Higher-paid jobs are often more challenging. Compared to men, women may be less likely to self-select into more challenging and higher-paid jobs, which may contribute to the gender earnings gap. If high-performing women are disproportionately left out from higher-paying jobs, then we might expect a large gender earnings gap. In a recent article “The Effect of Task Choice and Task Assignment on the Gender Earnings Gap: An Experimental Study,” published at European Economic Review, my coauthor (Xiaofei Pan, Assistant Professor of Economics, Bryant University) and I explore how three different effects may contribute to the gender earnings gap through three distinct channels.
In our experiment, we first investigate the Task Choice Effect by comparing earnings within women (men) who chose different tasks yet were assigned the same task to address whether those who self-select into the hard and higher-paid task earn more.
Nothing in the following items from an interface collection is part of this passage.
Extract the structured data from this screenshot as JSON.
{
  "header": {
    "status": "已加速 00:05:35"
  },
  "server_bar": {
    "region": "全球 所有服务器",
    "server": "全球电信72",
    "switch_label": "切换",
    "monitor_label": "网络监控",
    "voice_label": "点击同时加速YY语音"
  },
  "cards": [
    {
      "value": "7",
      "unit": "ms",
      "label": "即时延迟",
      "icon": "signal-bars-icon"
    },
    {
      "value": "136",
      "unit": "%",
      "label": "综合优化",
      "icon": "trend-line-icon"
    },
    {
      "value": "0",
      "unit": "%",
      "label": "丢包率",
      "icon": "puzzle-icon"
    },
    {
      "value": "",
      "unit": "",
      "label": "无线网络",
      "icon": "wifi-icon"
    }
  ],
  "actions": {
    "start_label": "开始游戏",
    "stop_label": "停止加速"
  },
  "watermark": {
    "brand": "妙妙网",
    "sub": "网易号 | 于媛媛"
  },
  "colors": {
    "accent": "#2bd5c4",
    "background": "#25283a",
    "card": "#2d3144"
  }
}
Then, we explore the Task Assignment Effect by comparing earnings within women (men) who chose the same task yet were assigned different tasks to understand whether, controlling for self-selection, working on the hard and higher-paid task impacts one’s earnings. Finally, we isolate the Gender Effect by comparing earnings between men and women who chose the same and were assigned the same task to study whether women earn differently from men, and explore the determinants of the behavioral difference between men and women.
Our results show that men who prefer the hard and higher-paid task are more likely to obtain higher earnings regardless of the task they are assigned. In contrast, we find that women obtain higher earnings when they work on a hard and higher-paid task even if their initial task choice is the easy and lower-paid one. Our findings are consistent and robust across task stereotypes. Our results imply that motivating women to work on more challenging and rewarding tasks is likely to reduce the gender earnings gap. The results of our study provide scholarly support for workplace mechanisms that provide greater opportunities for female employees to obtain more challenging and rewarding positions.
Dr. Kai Ou is an assistant professor in the Department of Political Science at FSU. Dr. Ou’s research covers institutional effects on economic and political behavior, voting and elections, religion, and competition and coordination between social and ethnic groups. You can learn more about Dr. Ou here.